Funding fears expressed over council merger

Trinity College's Professor Eoin O'Sullivan, Chair of the Expert Advisory Group.

Fears have been expressed that the proposed amalgamation of the two local authorities in Galway will result in funding from central government going into a “black hole” in the city, with relatively very little being released into rural parts of the county.

The concerns were expressed at a ‘behind closed doors’ meeting held in the Harbour Hotel this week between county councillors and the Expert Advisory Group charged with assessing the proposals and making recommendations to Government.

There has already been a recommendation to amalgamate both the City and County Councils into one body that will be known as the Greater Galway Authority – however, the vast majority of elected representatives in both authorities are vehemently opposed to this move.

On Wednesday, members of Galway County Council were invited to a meeting by the Expert Advisory Group to express their views on the merger. The meeting was closed to the media, but following opposition to this by the councillors present, the Galway City Tribune was permitted to remain in the room.

The meeting was organised to hear the views of the councillors “on how best to meet the needs of the citizens of Galway, in our city, our towns and the county”. Similar meetings are being organised to hear the views of city councillors and the Oireachtas members.

The Expert Advisory Group, which was appointed to consider the merger of both authorities, have recommended that the establishment of a Greater Galway Authority is “technically and administratively feasible”.

However, they concede that there will be no cost saving in such a move, as both authorities are already under-resourced. There are also no details of how many councillors would be elected to this new authority (there are currently a total of 57 councillors between the City and County Councils).

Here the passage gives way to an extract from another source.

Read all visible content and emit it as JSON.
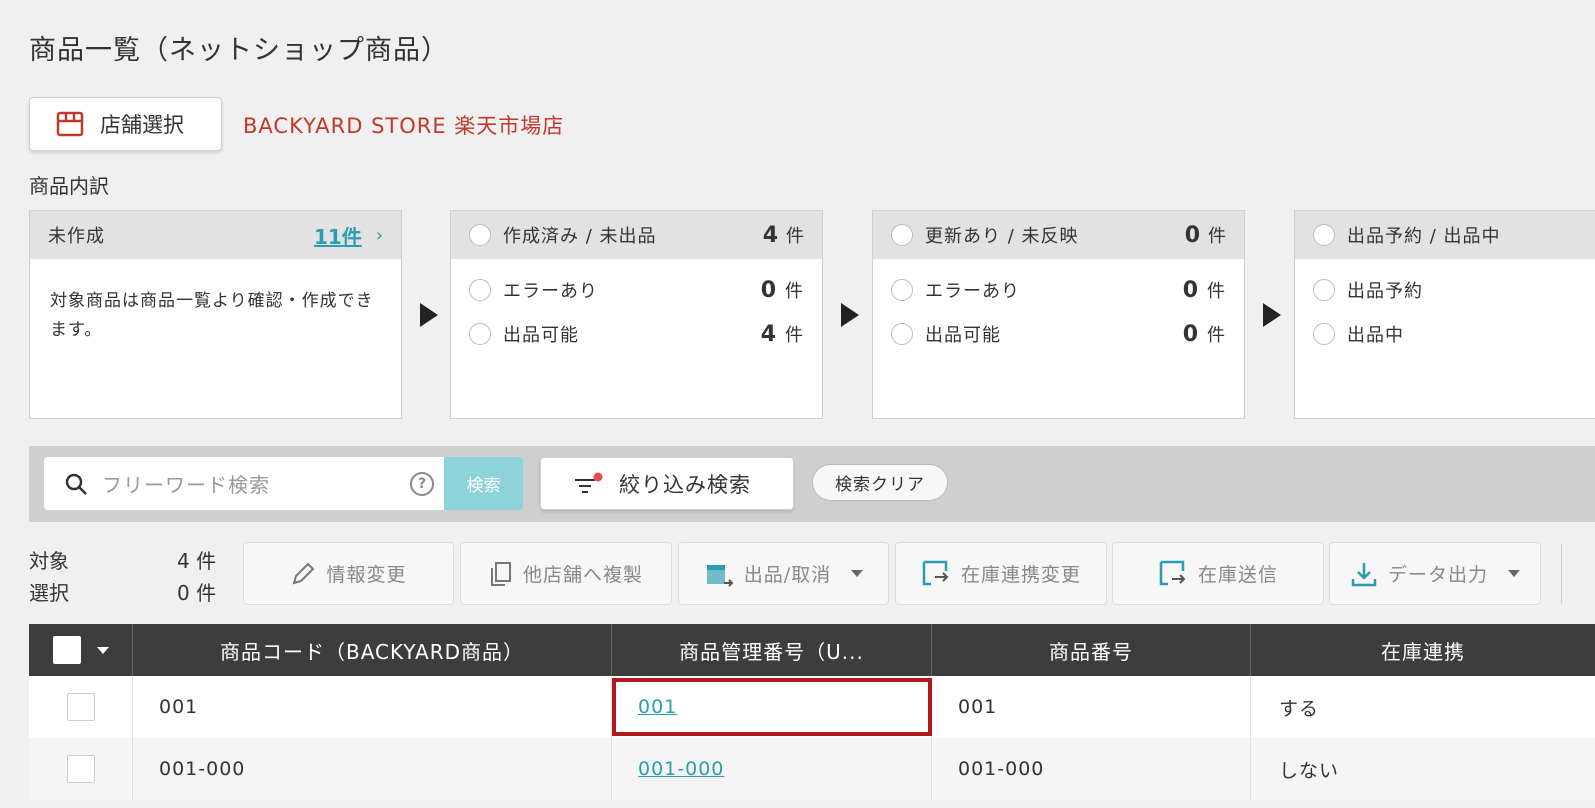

The members of the County Council at the meeting were largely opposed to the move and many believed that the city would “swallow up” the vast majority of the overall budget.

Oranmore Electoral Area councillor, Jim Cuddy, said that such a move would result in job creation initiatives all going to the city to the detriment of towns like Tuam, Ballinasloe, Loughrea, Gort and Clifden.
To read the rest of this article, see this week’s Galway City Tribune. Buy a digital edition of this week’s paper here, or download the app for Android or iPhone.